We also want to be clear–the Illini Gadget Garage does NOT endorse any of the listed businesses. This list is provided for information purposes only, to help those who come to us for assistance to find additional services they require. We do not refer clients to specific businesses; we merely provide the names of companies that can service the device in question. The decision as to which, if any, of the local shops you go to, is yours as a consumer.
What if your device can’t be repaired? Don’t worry–we can help you with that too. Check out our “Recycle” page at http://wp.istc.illinois.edu/ilgadgetgarage/recycle/. That page includes a link to the Champaign County Electronics Recycling guide, which lists local electronics recyclers, and provides links to the Illinois EPA Service Locator page and other relevant information on the electronics landfill ban in Illinois.

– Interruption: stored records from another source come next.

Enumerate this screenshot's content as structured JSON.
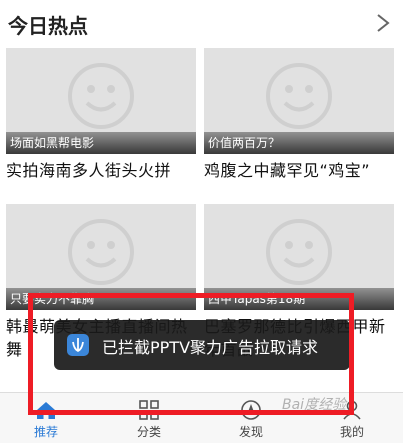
{
  "header": {
    "title": "今日热点"
  },
  "cards": [
    {
      "caption": "场面如黑帮电影",
      "title": "实拍海南多人街头火拼"
    },
    {
      "caption": "价值两百万？",
      "title": "鸡腹之中藏罕见“鸡宝”"
    },
    {
      "caption": "只要实力不靠胸",
      "title": "韩最萌美女主播直播间热舞"
    },
    {
      "caption": "西甲Tapas第18期",
      "title": "巴塞罗那德比引爆西甲新年首战"
    }
  ],
  "toast": {
    "text": "已拦截PPTV聚力广告拉取请求",
    "icon": "shield-icon"
  },
  "nav": [
    {
      "label": "推荐",
      "icon": "home-icon",
      "active": true
    },
    {
      "label": "分类",
      "icon": "grid-icon",
      "active": false
    },
    {
      "label": "发现",
      "icon": "compass-icon",
      "active": false
    },
    {
      "label": "我的",
      "icon": "person-icon",
      "active": false
    }
  ],
  "watermark": "Bai度经验",
  "colors": {
    "accent": "#2a7ad5",
    "highlight": "#ee1c25",
    "toast_bg": "#191919"
  }
}
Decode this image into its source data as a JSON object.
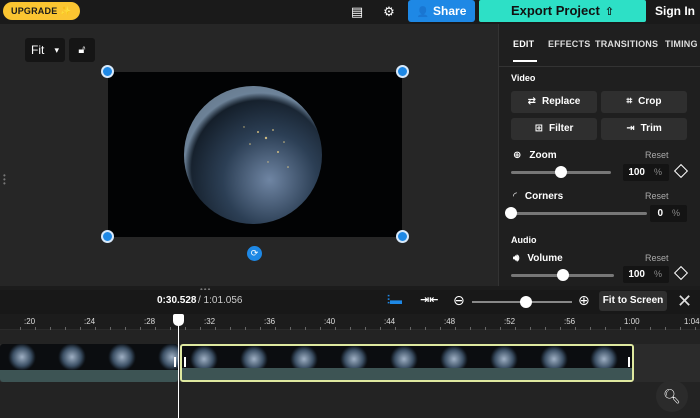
{
  "topbar": {
    "upgrade_label": "UPGRADE",
    "share_label": "Share",
    "export_label": "Export Project",
    "signin_label": "Sign In"
  },
  "preview": {
    "fit_label": "Fit"
  },
  "panel": {
    "tabs": [
      "EDIT",
      "EFFECTS",
      "TRANSITIONS",
      "TIMING"
    ],
    "active_tab": "EDIT",
    "video_section": "Video",
    "buttons": {
      "replace": "Replace",
      "crop": "Crop",
      "filter": "Filter",
      "trim": "Trim"
    },
    "zoom": {
      "label": "Zoom",
      "reset": "Reset",
      "value": "100",
      "unit": "%",
      "level": 0.5
    },
    "corners": {
      "label": "Corners",
      "reset": "Reset",
      "value": "0",
      "unit": "%",
      "level": 0
    },
    "audio_section": "Audio",
    "volume": {
      "label": "Volume",
      "reset": "Reset",
      "value": "100",
      "unit": "%",
      "level": 0.5
    }
  },
  "timeline": {
    "current_time": "0:30.528",
    "total_time": "/ 1:01.056",
    "fit_to_screen": "Fit to Screen",
    "ruler_labels": [
      ":20",
      ":24",
      ":28",
      ":32",
      ":36",
      ":40",
      ":44",
      ":48",
      ":52",
      ":56",
      "1:00",
      "1:04"
    ]
  },
  "colors": {
    "accent": "#1e88e5",
    "export": "#2de0c6",
    "upgrade": "#fbc531",
    "selected_clip_border": "#dfe9a0"
  }
}
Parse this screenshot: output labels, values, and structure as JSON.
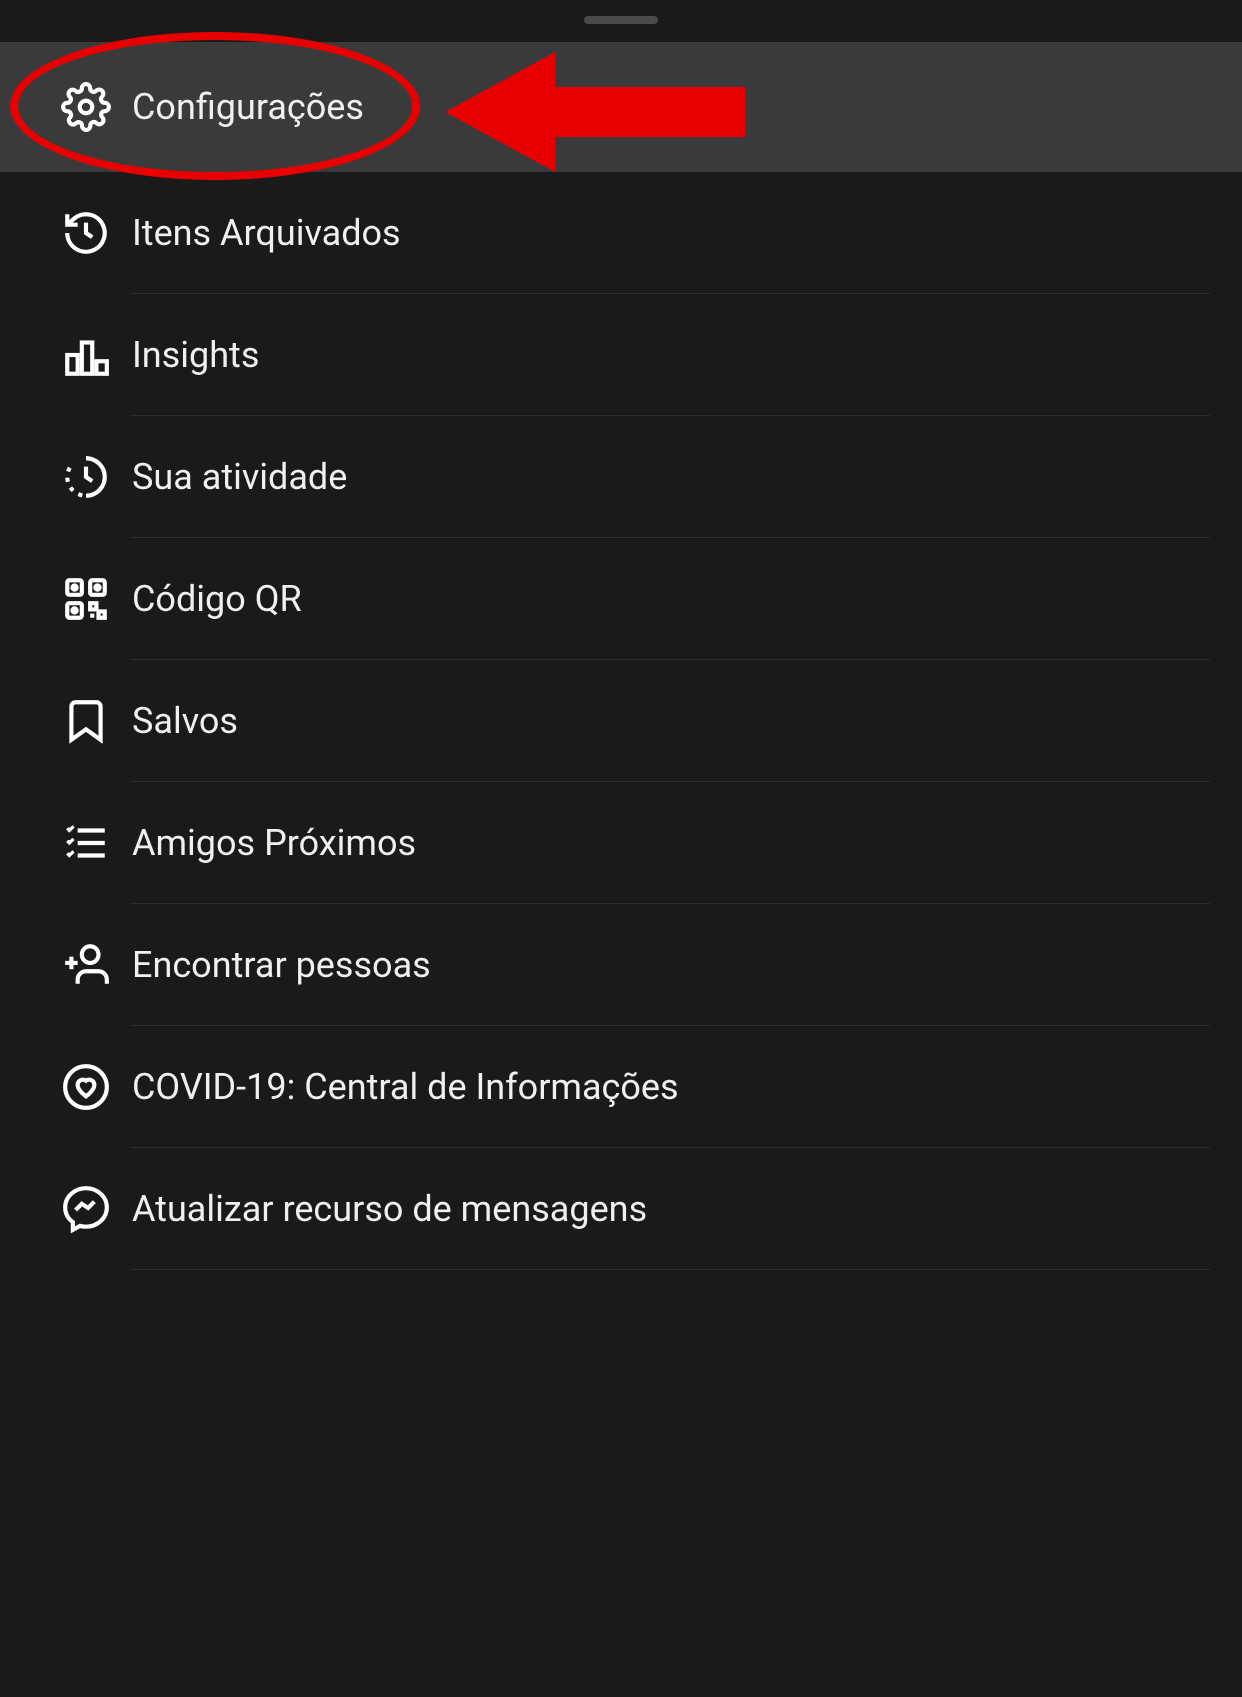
{
  "menu": {
    "items": [
      {
        "id": "settings",
        "label": "Configurações",
        "icon": "gear-icon",
        "highlighted": true
      },
      {
        "id": "archive",
        "label": "Itens Arquivados",
        "icon": "history-icon",
        "highlighted": false
      },
      {
        "id": "insights",
        "label": "Insights",
        "icon": "bar-chart-icon",
        "highlighted": false
      },
      {
        "id": "activity",
        "label": "Sua atividade",
        "icon": "activity-clock-icon",
        "highlighted": false
      },
      {
        "id": "qrcode",
        "label": "Código QR",
        "icon": "qr-code-icon",
        "highlighted": false
      },
      {
        "id": "saved",
        "label": "Salvos",
        "icon": "bookmark-icon",
        "highlighted": false
      },
      {
        "id": "close-friends",
        "label": "Amigos Próximos",
        "icon": "close-friends-icon",
        "highlighted": false
      },
      {
        "id": "discover",
        "label": "Encontrar pessoas",
        "icon": "discover-people-icon",
        "highlighted": false
      },
      {
        "id": "covid",
        "label": "COVID-19: Central de Informações",
        "icon": "heart-circle-icon",
        "highlighted": false
      },
      {
        "id": "messenger",
        "label": "Atualizar recurso de mensagens",
        "icon": "messenger-icon",
        "highlighted": false
      }
    ]
  },
  "annotation": {
    "circle_color": "#e80000",
    "arrow_color": "#e80000"
  }
}
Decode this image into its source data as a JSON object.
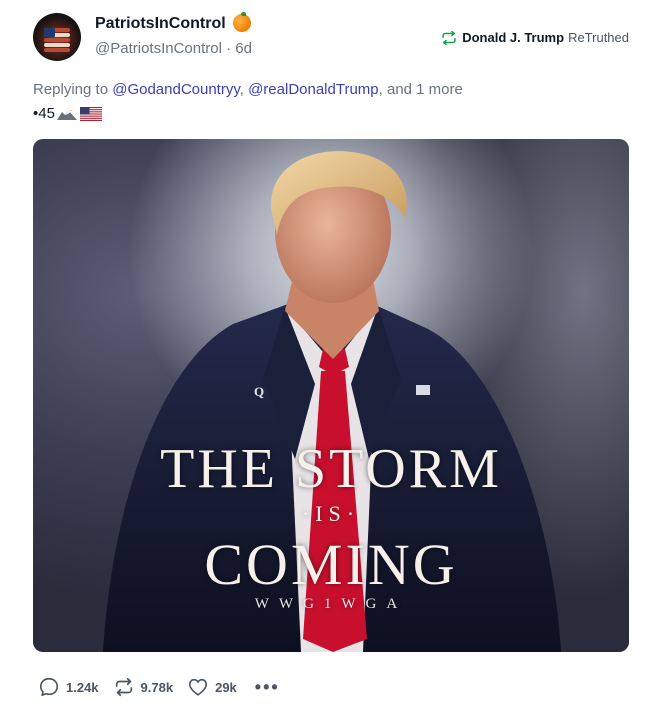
{
  "author": {
    "name": "PatriotsInControl",
    "handle": "@PatriotsInControl",
    "age": "6d",
    "badge_icon": "orange-icon",
    "avatar_icon": "stacked-flag-avatar"
  },
  "retruth": {
    "icon": "retruth-icon",
    "name": "Donald J. Trump",
    "label": "ReTruthed",
    "color": "#16a34a"
  },
  "reply": {
    "prefix": "Replying to ",
    "mention_1": "@GodandCountryy",
    "separator": ", ",
    "mention_2": "@realDonaldTrump",
    "suffix": ", and 1 more",
    "mention_color": "#3b3fb8"
  },
  "post_text": {
    "text": "•45",
    "emoji_1": "eagle-emoji",
    "emoji_2": "us-flag-emoji"
  },
  "media": {
    "line_1": "THE STORM",
    "line_2": "·IS·",
    "line_3": "COMING",
    "line_4": "WWG1WGA",
    "pin_letter": "Q",
    "tie_color": "#c8102e",
    "suit_color": "#1a1f3a"
  },
  "actions": {
    "replies": "1.24k",
    "retruths": "9.78k",
    "likes": "29k",
    "more": "•••"
  }
}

The warm fronts have made some of our staffers go
into a frenzy of Spring cleaning! We’ve been organizing our inventory, recycling obsolete technology, and finding a lot of old CDs and jewel cases. Instead of throwing them away, we have bins at our location to recycle them.
Update your music collections at home, get rid of that soundtrack from “The Jimmy Neutron Movie” you’ve listened to once, and take your CDs and cases to the Illini Gadget Garage for easy recycling.
You’re watching T.V. and you go to change the channel, but the remote doesn’t work. I guess it’s time to throw out those old batteries, right? Actually, you do have another option that you should know about. Come to the Illini Gadget Garage and recycle your old single use batteries. We are the only spot on campus that recycles single use batteries and we are happy to take on any that you no longer use. Remember, if reuse is no longer an option, then recycling is the next best thing. Single use batteries contain many materials that can be recycled in a cost effective manner such as zinc, manganese, and steel. For more information about battery recycling etiquette please refer to the following link, http://www.rawmaterials.com/page/education/prepare-batteries. Remember, certain batteries can pose fire risks. Don’t forget to tape all terminals when recycling batteries that are damaged, lithium, lead acid, electronic (with cracked casing or exposed terminals), or over 9 volts. If you have any questions make sure to ask the Gadget Garage staff. We are here to help!